Erik Bongers said...

Congrats on the new expo.

Off-topic, here's an interesting gizmo for maquetteers: google "3D doodler"...

Connie Nobbe said...

Congratulations on that exhibit. By the way, I think the frame on your painting shown in the photo on the right, is perfect for that painting! It's like the architecture you have in the book. You must have had that custom made. I wish I could see your show, I am sure it's awesome. I really appreciate your work and this blog!

Tom Hart said...

Congratulations James! Echoing what others have mentioned here, I sure wish I could attend the exhibit and the lectures. Know that we're all there supporting you in spirit!

Alhaitham Jassar said...

Yes I meant it as a joke :) Being an artist myself I can't imagine the feeling if somebody stole a painting of mine. On another note, I wish I could attend as well! I hope someday we'll see an exhibit for you in Atlanta.. I'll be the first in line.

escuderoimagine said...

Hello

Congratulations James!

From Toledo, Spain
Álvaro

PD: Thanks for create "Color and Light" book. Now Its mi "libro de cabecera" ;)

JeffRogers said...

James, I loved your quote from Robert Louis Stephenson about art needing to be "gritty and pedestrian." but I can't find that quote anywhere! Can you share the source? Thanks!

ArtstudentConceptualStorytelling said...

Thank you so much for visiting!!! It was an excellent lecture/gallery opening and I hope you enjoyed your time here. In case you forgot the name of the thing that was mentioned, it was "Cowboy Bebop" and it's sure to entertain. Have a good one and keep at it!
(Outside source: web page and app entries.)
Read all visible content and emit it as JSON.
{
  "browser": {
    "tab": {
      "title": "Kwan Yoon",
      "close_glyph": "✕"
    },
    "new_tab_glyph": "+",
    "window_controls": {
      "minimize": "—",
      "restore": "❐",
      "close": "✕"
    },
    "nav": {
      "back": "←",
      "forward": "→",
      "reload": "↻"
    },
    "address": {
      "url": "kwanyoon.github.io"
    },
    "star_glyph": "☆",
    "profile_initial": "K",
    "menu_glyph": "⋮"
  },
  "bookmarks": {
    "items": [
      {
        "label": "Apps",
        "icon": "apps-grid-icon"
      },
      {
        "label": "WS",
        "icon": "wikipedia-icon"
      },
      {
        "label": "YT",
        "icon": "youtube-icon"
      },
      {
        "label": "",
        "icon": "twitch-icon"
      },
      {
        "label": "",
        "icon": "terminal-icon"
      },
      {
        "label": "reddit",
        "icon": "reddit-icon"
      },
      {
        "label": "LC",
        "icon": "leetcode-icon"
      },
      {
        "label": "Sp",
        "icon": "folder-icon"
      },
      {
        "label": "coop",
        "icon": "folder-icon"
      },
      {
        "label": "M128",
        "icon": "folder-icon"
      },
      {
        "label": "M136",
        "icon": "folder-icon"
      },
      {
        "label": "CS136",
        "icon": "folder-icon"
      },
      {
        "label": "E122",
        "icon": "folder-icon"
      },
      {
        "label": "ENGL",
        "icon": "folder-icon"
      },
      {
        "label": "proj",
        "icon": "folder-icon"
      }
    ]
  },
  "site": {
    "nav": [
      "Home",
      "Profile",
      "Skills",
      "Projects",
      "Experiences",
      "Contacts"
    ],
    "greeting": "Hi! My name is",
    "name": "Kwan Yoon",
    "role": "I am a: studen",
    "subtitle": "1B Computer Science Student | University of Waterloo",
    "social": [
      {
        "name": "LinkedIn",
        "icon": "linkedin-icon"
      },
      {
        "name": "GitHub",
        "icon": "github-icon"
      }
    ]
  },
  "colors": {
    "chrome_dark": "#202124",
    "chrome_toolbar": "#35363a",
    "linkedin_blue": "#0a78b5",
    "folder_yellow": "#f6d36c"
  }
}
-Student

aftermathcomic said...

Thanks for the info Keith and James. I'll get a copy of that magazine for sure. And thanks for the link to the article. I couldn't find it, myself. I knew it had to be on the blog somewhere... I'll go through Imaginative Realism again, as well. Always a good read. I pick out new things every time... Like good music, haha!

I would love to see a video like that. I would not hesitate to pay for it, too, if you offered it as a video tutorial/lecture kinda thing.

Still waiting on that Gurney Journey TV show...

Thanks!

-Kevin

Owen said...

Thank you for that lecture! It was fascinating and wonderfully inspiring! I look forward to re-immersing myself in your work now that I've got a copy of Journey to Chandara. It's been way too long since the last time I read Dinotopia.
thanks,
-Owen

James Gurney said...

Thanks, everybody!

Jeff, I can't track back to where I read that quote by Robert L. Stevenson. I copied it from something into my notebook, and now I'm wondering if it is a misquote. Here might be the actual quote: “True romantic art makes a romance of all things. It reaches into the highest abstraction of the ideal; it does not refuse the most pedestrian realism.” This comes from his essays on the art of writing.

Alvaro, you have taught me a new phrase in Spanish, thank you.

Steph Ayres said...

I cannot wait to come see this! So glad I'm visiting Vermont at this point in time, just a quick hop skip and a jump and I'll be there in NH! YAY! Sad to be missing your lecture, but we can't have it all eh?

Matthew Meyer said...

Wonderful! I wish I could visit there and see them in person, but even just seeing these photos is fantastic. I'm so used to seeing those images in the book that seeing their size relative to a human is really interesting!